From 1979-1981 artists Bettie Ringma and Marc Miller lived on a houseboat on the Prinsengracht opposite the Anne Frank House in Amsterdam, Netherlands.
The 1979 “American Punk Art” exhibition at Art Something in Amsterdam received full coverage in the newspaper Parool but was roundly criticized in the Museum Journaal, Artzien, and by the Dutch punks at Gallerie Anus.
From 1979-1980, Marc H. Miller and Bettie Ringma worked as street photographers selling instant Polaroid portraits in the bars and clubs of Amsterdam. Free film from Polaroid Corporation allowed for second shots and the development of the exhibition Amsterdam Privé.
… Since many of the people frequenting the bars of Amsterdam were Nieuwe Revu readers, the article made us instant celebrities. From that point on, when we made our photographic rounds strangers greeted us by name and often followed us from bar to bar. Our business increased dramatically.
Vietnam veterans draw their war experiences. Feelings connected with killing, watching friends die, off-base diversions and returning home after the war are revealed in these "projective drawings" collected by Bettie Ringma and Marc H. Miller in 1981.
Telephone Answering Machine Messages, 1982 – 1987. Individually each message is a record of a specific person and moment. Together they form something more -- a sound portrait of my life in the 1980's composed of the voices of the people who were in it.
Marc H. Miller's East Village Eye column spotlighted with images and humor the excesses of the East Village art scene. Who's the fastest artist... Keith Haring, Sri Chimoy or Morris Katz? On view in New York: the Prinzhorn Collection of certifiably crazy artists. Get your picture with the world's most expensive painting at Sotheby's Auction House.
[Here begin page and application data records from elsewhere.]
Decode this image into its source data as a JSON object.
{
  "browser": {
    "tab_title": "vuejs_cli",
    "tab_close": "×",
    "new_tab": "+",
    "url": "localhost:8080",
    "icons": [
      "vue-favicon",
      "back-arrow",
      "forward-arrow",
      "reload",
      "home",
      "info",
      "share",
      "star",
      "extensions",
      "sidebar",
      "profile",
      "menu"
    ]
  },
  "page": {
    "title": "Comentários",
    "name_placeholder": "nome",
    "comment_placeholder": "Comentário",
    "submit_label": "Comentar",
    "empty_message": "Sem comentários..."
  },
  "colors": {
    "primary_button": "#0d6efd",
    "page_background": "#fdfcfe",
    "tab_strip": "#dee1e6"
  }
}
ART/new york, a Video Magazine on Art. The early history of an innovative video series that featured contemporary art exhibitions in New York and artist interviews. Account covers the years 1981-1985.
The online version of the 1985 book ABC No Rio Dinero: The Story of A Lower East Side Art Gallery, a much cited source about the New York art scene of the 1980s.
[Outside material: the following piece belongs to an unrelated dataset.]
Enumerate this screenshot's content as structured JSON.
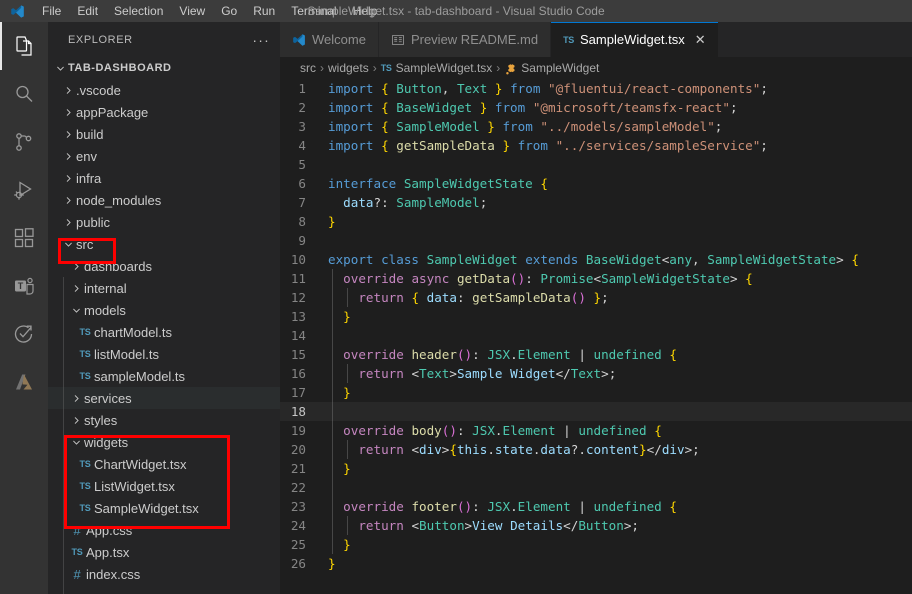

Curator Marc H. Miller remembers his years at the Queens Museum, New York from 1985 - 1990. An album of photographs shows exhibitions by Laurie Anderson, Keith Haring, George Rhoads, Luis Cruz Azaceta, Tom Wesselman.
The complete catalogue for the exhibition Television's Impact on Contemporary Art at the Queens Museum, New York, 1986. Television's influence of painting, photography, and other traditional, static mediums from Pop Art to East Village Art.
An exhibition by Sandra Fabara (Lady Pink) at the Queens Museum, New York, 1990. Text from the catalogue recounts her rise from subway graffiti artist to working on canvas and exhibiting in galleries and museums.
The 1994 exhibition "Louis Armstrong: A Cultural Legacy" told Armstrong's life story by combining documentary photographs, ephemera, and memorabilia with fine art that more broadly expressed the spirit of jazz and the importance of African-American culture.
The exhibition "Hey! Ho! Let's Go! Ramones and the Birth of Punk" marks the 40th anniversary of the Ramones' debut album, and takes place near their hometown of Forest Hills, Queens.
The website 98 Bowery recounts a time when everyone in the East Village seemed to be an artist, and has inspired a number of real-world exhibitions and events.